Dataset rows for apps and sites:
○ ○ ○
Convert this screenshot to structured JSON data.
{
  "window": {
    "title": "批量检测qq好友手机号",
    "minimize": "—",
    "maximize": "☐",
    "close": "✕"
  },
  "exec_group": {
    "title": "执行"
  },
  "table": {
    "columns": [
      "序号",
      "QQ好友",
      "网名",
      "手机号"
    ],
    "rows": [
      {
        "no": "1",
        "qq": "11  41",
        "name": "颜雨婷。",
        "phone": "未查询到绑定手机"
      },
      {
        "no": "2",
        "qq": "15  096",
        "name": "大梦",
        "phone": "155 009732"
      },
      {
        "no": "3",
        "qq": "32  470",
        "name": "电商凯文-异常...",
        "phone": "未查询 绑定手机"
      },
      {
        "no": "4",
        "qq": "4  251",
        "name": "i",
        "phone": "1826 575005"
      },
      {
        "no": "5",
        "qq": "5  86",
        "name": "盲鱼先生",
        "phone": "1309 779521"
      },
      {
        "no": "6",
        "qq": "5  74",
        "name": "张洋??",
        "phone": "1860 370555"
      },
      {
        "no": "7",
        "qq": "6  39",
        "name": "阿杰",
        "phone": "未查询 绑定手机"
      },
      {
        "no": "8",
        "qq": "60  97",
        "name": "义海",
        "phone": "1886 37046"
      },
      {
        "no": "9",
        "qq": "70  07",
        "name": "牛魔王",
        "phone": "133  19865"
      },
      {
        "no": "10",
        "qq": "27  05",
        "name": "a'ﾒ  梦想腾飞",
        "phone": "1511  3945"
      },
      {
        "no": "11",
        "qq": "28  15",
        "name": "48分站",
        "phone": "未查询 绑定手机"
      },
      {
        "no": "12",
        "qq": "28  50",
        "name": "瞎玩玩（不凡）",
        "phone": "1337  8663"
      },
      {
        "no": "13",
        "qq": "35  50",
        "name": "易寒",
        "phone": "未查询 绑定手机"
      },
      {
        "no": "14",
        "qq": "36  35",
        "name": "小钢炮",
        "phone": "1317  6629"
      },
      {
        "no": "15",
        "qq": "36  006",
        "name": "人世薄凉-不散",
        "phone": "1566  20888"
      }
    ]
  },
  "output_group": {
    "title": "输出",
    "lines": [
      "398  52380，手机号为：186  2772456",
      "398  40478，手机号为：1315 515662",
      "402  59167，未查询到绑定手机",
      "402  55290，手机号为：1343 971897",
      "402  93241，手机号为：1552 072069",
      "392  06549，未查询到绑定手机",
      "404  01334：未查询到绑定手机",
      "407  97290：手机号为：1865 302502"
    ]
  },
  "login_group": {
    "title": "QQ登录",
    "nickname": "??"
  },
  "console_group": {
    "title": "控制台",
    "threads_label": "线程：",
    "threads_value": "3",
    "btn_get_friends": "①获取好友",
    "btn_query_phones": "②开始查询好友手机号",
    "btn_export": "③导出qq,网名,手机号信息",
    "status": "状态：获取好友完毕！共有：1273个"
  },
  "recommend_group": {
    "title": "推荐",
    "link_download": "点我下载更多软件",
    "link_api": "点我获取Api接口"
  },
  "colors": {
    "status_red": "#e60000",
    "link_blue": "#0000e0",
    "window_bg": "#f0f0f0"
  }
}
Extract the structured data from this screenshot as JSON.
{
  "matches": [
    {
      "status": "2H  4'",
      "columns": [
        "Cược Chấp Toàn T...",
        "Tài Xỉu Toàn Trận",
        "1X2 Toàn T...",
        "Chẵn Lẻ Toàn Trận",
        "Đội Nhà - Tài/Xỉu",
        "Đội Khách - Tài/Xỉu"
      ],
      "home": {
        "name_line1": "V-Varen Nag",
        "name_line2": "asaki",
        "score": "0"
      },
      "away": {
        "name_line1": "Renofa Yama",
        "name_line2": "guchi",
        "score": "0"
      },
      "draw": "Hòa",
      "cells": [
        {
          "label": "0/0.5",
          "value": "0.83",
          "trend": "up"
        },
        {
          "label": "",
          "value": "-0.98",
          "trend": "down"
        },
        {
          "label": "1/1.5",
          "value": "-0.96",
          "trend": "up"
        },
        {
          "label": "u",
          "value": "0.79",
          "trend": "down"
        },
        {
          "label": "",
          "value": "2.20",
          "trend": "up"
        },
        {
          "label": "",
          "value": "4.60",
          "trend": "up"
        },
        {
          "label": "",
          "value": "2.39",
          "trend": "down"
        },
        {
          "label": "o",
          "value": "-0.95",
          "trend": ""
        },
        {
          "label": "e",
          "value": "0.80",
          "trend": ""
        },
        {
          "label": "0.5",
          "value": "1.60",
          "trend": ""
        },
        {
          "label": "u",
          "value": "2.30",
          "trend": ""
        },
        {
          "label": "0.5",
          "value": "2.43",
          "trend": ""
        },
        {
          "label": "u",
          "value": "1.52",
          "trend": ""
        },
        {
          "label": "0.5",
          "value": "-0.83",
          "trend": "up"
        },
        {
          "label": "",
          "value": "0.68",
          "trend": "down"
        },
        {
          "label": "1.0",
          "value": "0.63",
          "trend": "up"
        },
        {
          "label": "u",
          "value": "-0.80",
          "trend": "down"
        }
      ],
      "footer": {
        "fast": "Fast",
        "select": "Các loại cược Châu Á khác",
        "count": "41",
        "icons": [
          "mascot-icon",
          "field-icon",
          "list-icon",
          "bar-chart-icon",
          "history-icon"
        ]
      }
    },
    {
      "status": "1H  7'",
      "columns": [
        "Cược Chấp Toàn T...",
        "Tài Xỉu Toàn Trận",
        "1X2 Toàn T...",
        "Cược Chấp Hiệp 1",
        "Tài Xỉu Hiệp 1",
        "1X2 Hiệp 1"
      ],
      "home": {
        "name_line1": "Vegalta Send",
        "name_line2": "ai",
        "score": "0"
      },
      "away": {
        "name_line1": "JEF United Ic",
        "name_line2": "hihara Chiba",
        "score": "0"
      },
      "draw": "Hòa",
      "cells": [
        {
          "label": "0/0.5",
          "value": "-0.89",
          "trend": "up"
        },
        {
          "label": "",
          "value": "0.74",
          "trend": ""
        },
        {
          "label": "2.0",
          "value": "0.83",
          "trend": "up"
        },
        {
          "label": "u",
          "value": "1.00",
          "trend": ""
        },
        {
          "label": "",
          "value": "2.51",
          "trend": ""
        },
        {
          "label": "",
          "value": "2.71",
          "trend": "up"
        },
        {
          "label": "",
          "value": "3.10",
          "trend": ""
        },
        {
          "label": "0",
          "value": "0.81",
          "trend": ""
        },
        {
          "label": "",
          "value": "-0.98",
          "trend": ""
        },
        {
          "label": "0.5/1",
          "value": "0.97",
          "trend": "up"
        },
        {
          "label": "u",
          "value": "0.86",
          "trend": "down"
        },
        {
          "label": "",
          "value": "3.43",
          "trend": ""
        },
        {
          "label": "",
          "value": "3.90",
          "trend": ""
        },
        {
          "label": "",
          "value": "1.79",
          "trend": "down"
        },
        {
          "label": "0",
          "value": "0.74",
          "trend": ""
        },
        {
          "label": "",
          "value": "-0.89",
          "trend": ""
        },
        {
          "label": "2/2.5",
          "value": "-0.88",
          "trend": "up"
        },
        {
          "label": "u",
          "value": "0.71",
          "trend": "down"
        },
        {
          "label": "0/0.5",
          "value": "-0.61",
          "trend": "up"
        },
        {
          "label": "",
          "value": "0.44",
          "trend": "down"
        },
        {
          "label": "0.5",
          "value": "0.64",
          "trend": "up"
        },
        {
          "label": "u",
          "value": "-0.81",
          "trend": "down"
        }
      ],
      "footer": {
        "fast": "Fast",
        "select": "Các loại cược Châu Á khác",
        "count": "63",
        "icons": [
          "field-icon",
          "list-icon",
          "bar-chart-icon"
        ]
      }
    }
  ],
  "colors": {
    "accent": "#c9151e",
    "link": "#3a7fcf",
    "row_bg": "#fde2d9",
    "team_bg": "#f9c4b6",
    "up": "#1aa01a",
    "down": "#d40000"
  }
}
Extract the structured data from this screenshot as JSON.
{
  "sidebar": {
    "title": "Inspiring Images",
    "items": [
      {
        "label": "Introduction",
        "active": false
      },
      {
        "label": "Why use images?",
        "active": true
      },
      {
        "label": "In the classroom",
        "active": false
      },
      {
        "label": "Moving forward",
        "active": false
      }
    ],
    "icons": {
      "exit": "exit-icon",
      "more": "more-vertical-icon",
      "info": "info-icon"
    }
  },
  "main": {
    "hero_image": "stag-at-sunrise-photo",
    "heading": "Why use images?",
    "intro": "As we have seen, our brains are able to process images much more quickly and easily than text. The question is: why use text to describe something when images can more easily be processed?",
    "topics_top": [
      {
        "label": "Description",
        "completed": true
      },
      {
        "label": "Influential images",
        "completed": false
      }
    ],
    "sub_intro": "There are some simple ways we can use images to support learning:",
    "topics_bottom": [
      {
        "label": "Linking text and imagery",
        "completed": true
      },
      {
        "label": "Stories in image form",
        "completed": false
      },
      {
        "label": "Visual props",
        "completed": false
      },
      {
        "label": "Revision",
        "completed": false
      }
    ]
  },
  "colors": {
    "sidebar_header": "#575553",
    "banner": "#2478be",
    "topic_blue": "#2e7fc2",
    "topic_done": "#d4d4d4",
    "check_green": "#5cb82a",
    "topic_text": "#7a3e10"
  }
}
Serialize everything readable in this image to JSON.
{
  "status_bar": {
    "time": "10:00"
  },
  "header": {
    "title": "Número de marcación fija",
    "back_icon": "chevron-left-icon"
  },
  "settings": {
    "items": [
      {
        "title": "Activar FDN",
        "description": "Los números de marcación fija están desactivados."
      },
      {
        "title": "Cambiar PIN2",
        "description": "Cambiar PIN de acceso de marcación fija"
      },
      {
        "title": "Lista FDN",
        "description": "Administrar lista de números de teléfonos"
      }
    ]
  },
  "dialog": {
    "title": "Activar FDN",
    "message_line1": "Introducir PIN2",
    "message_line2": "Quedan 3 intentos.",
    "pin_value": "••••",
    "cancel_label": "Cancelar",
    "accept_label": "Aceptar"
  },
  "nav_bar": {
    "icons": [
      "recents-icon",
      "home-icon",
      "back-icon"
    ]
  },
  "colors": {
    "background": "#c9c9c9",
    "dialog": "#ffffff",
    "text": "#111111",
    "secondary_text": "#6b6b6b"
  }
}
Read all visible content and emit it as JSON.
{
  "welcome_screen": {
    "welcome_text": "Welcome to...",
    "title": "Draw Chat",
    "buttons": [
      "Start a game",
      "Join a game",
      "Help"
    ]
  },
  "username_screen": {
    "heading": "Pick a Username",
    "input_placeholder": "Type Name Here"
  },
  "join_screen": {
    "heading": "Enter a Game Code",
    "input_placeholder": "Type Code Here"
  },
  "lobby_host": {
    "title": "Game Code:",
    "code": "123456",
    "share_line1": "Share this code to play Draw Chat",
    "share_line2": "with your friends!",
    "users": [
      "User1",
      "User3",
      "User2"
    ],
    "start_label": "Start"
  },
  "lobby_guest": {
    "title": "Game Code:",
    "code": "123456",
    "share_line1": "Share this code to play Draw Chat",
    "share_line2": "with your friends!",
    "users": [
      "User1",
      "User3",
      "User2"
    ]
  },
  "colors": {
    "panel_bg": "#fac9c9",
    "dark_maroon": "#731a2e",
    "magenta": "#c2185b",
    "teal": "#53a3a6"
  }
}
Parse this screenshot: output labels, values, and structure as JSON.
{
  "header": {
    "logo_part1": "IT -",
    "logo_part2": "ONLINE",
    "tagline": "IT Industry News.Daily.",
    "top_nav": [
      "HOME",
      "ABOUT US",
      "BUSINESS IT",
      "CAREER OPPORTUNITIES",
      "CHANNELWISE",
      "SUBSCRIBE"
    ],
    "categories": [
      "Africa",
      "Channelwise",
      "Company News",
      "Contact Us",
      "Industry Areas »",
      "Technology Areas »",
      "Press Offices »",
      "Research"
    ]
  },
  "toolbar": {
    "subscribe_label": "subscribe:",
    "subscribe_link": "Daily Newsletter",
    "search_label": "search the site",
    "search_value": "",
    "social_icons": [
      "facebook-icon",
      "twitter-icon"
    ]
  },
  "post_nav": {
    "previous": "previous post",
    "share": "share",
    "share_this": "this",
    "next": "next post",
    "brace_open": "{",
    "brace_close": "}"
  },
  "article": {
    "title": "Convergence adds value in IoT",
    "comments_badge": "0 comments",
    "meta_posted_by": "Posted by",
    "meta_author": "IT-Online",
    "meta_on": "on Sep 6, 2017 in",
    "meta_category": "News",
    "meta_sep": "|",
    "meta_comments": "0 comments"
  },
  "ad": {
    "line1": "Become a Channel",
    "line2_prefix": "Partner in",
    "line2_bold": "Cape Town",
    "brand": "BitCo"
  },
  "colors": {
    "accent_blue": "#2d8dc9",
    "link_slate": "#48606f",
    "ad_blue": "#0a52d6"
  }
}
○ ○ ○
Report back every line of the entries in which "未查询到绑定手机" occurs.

        "phone": "未查询到绑定手机"
      "402  59167，未查询到绑定手机",
      "392  06549，未查询到绑定手机",
      "404  01334：未查询到绑定手机",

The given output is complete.